For conservatives, the downsides are obvious. Trump is not a conservative in the small government sense of the word. He has cooperated enthusiastically with politicians of all stripes. This is not surprising, as his business interests are heavily impacted by federal, state and local government policy. He is much more likely to be a big government Republican in the mold of a George W Bush than a game changer like Ronald Reagan. So do we prepare the brickbats and attack this budding candidacy?
Not necessarily. True, Donald Trump has to convince a lot of perfectly reasonable people who have very understandable doubts about him, this writer included. After the debacle of 2008, any GOP contender has to prove himself, not just rely on name recognition to prevail in a vacuum. But there are two reasons why The Donald may carry the day.
First, the scrappy New Yorker is beyond intimidation, surprise or embarrassment by the Obama-leaning media. It’s all OUT there- the wives, the divorces, the hair, the multiple financial crises and restructurings that have besieged his empire. He has come through them all, ready for the next big game, his celebrity status undiminished. Many GOP contenders are desperate to be liked. Others retreat into ideology and are thus incomprehensible to the average voter. Trump doesn’t give a damn about the former and is too pragmatic to be concerned with the latter. For Trump, it’s the thrill of the hunt- wealth, women and now history.

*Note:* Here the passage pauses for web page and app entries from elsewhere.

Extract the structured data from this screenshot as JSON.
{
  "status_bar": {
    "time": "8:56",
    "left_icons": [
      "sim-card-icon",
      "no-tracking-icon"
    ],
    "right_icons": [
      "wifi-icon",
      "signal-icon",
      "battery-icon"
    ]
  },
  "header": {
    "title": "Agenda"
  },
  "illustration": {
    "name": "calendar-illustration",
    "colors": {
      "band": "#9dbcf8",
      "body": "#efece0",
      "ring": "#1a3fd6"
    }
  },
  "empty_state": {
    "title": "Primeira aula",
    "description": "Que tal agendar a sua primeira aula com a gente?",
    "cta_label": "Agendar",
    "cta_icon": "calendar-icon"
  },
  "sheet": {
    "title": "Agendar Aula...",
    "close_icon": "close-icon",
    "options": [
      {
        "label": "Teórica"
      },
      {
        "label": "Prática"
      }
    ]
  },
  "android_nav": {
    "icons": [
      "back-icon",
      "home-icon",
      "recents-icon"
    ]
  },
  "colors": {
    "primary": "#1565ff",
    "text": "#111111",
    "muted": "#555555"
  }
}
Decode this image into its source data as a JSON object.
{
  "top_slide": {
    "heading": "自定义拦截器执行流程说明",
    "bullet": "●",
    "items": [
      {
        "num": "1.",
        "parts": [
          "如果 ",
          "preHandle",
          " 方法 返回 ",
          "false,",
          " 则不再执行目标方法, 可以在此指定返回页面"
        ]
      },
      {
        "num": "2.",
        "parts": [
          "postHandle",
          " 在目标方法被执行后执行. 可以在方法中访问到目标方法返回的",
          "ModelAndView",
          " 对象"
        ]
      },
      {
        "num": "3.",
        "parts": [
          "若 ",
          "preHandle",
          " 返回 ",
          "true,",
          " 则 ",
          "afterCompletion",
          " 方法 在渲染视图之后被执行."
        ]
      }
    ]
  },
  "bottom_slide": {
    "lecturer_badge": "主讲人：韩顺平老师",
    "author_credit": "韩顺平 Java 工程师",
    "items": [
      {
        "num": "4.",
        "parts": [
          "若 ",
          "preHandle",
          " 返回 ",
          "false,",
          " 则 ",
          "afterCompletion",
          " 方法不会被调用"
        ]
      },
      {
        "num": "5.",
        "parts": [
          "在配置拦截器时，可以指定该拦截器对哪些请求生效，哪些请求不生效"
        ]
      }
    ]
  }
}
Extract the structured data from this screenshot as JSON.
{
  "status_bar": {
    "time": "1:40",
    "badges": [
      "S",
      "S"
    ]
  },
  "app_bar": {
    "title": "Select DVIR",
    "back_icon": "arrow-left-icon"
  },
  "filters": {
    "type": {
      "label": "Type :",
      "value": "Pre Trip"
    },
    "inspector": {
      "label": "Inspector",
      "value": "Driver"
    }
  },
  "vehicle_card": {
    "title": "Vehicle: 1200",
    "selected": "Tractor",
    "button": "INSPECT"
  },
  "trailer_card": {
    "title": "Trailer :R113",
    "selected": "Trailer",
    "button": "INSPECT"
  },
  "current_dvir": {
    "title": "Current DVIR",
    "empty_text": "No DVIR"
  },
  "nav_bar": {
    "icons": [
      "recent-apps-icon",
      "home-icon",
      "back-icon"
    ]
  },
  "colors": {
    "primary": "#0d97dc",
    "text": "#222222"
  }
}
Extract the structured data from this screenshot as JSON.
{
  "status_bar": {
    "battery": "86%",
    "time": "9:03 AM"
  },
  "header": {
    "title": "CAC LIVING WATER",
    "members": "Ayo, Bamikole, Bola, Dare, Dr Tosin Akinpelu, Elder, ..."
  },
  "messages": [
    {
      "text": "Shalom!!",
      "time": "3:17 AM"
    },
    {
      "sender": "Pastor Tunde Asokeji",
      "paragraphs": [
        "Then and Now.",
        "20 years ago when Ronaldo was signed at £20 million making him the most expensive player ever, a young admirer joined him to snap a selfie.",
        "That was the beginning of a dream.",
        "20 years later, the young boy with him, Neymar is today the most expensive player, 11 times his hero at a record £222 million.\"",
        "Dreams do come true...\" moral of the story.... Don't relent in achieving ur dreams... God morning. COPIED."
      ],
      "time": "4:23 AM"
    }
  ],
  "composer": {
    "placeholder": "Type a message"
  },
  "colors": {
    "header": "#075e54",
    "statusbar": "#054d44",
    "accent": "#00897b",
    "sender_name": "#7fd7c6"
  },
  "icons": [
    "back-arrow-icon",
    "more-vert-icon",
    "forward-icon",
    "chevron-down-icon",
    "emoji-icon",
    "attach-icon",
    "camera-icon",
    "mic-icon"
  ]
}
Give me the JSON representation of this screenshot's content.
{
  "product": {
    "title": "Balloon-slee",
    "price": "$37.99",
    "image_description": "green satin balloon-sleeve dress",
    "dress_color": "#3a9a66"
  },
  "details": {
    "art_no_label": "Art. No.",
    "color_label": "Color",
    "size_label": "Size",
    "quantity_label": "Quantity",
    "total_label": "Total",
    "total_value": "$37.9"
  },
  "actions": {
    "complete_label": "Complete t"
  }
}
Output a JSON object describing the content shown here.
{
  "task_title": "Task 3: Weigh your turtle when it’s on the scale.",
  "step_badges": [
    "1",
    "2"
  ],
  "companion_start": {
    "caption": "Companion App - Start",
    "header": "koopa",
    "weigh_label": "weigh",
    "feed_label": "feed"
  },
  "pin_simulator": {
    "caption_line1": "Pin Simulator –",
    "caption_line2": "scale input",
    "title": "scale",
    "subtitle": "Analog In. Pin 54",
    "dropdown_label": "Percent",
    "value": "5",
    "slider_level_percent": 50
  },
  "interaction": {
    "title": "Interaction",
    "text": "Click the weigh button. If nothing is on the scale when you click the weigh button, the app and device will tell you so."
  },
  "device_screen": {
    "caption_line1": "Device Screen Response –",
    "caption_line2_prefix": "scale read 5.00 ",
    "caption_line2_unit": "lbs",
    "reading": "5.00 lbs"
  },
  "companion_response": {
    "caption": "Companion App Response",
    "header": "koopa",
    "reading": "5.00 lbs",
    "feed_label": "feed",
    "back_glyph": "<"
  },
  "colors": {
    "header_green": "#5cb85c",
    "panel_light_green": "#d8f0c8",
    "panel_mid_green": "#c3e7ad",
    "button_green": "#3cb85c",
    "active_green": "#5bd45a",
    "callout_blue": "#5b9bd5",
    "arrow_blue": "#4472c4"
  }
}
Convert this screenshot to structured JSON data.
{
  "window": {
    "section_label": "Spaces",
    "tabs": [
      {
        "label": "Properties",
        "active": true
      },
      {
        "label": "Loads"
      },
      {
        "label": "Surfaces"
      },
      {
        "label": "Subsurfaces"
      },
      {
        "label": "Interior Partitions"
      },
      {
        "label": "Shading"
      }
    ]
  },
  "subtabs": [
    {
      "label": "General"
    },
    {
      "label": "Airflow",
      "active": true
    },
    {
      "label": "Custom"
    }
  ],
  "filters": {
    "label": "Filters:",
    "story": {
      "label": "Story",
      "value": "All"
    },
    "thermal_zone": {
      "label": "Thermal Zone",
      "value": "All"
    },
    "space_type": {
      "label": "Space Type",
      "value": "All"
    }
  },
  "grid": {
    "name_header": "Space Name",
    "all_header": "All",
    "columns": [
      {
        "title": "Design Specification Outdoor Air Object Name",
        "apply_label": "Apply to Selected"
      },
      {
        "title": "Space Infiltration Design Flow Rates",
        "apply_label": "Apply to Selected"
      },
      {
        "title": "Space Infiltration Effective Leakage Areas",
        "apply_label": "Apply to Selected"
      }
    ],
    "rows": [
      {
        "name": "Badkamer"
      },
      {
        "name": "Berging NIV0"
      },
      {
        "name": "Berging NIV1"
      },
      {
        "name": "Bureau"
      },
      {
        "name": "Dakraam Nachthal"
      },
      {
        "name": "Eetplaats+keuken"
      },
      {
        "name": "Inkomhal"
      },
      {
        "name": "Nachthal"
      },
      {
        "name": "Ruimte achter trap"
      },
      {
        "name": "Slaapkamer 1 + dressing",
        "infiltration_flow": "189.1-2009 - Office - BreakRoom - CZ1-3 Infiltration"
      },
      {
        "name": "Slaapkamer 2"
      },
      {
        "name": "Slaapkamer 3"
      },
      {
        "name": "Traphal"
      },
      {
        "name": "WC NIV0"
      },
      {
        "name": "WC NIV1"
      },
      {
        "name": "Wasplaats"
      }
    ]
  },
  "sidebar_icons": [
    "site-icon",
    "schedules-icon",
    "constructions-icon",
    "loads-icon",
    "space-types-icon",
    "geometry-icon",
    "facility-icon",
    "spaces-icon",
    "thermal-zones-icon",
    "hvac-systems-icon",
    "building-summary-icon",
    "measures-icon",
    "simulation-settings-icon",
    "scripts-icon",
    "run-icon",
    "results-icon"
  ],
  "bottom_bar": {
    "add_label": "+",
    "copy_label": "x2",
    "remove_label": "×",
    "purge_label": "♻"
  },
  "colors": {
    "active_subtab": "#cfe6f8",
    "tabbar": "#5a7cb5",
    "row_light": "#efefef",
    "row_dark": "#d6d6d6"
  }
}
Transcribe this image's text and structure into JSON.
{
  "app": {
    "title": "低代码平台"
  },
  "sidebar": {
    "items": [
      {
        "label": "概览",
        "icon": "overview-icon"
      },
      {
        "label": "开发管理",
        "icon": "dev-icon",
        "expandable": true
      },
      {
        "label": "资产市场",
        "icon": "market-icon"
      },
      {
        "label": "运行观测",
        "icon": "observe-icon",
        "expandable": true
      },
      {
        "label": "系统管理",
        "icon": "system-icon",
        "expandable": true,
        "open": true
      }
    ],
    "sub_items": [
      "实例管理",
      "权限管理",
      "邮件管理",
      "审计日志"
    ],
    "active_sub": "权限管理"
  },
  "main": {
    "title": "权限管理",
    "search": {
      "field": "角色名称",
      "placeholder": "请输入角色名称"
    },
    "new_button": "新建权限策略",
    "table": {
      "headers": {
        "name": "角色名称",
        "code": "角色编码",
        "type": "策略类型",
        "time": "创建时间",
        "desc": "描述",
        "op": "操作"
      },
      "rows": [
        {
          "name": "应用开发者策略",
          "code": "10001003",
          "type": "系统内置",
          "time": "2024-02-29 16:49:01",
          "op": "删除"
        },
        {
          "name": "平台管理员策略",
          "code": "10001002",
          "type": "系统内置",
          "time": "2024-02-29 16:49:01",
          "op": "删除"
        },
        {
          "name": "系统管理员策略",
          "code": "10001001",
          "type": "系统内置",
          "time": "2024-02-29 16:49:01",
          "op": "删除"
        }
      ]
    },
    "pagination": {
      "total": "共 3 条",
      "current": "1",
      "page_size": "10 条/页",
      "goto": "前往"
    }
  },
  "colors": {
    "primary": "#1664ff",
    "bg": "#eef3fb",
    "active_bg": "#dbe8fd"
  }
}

The hunt brings us to the second consideration, where the operative word is fight. Trump has already shown a willingness to go where other people are afraid to go – Obama’s murky origins, his even murkier values, our competition with China, the decline of American power. These are not ideological issues, and The Donald can get a lot of the nuances wrong. But they must be talked about. Trump has shown an appetite for the fight at the end of his career that goes beyond the art of the deal. Once very supportive of Obama, he appears genuinely appalled at the direction the president has taken this country, and is telegraphing his dismay directly at the voters, who feel the same in record numbers.
Is he a good bet? Who really knows at this point? And what about the vision thing? To be sure, Trump is no righty heartthrob. But he is a builder to the depths of his being. And builders don’t like the philosophy of decline that entrances Obama and his coterie. Someone who builds in America is instinctively drawn to the goal of a thriving and prosperous nation that can hold its own in competition with foreign powers, and one that can take on its enemies if need be.
For the voters, that may be enough. Time will tell.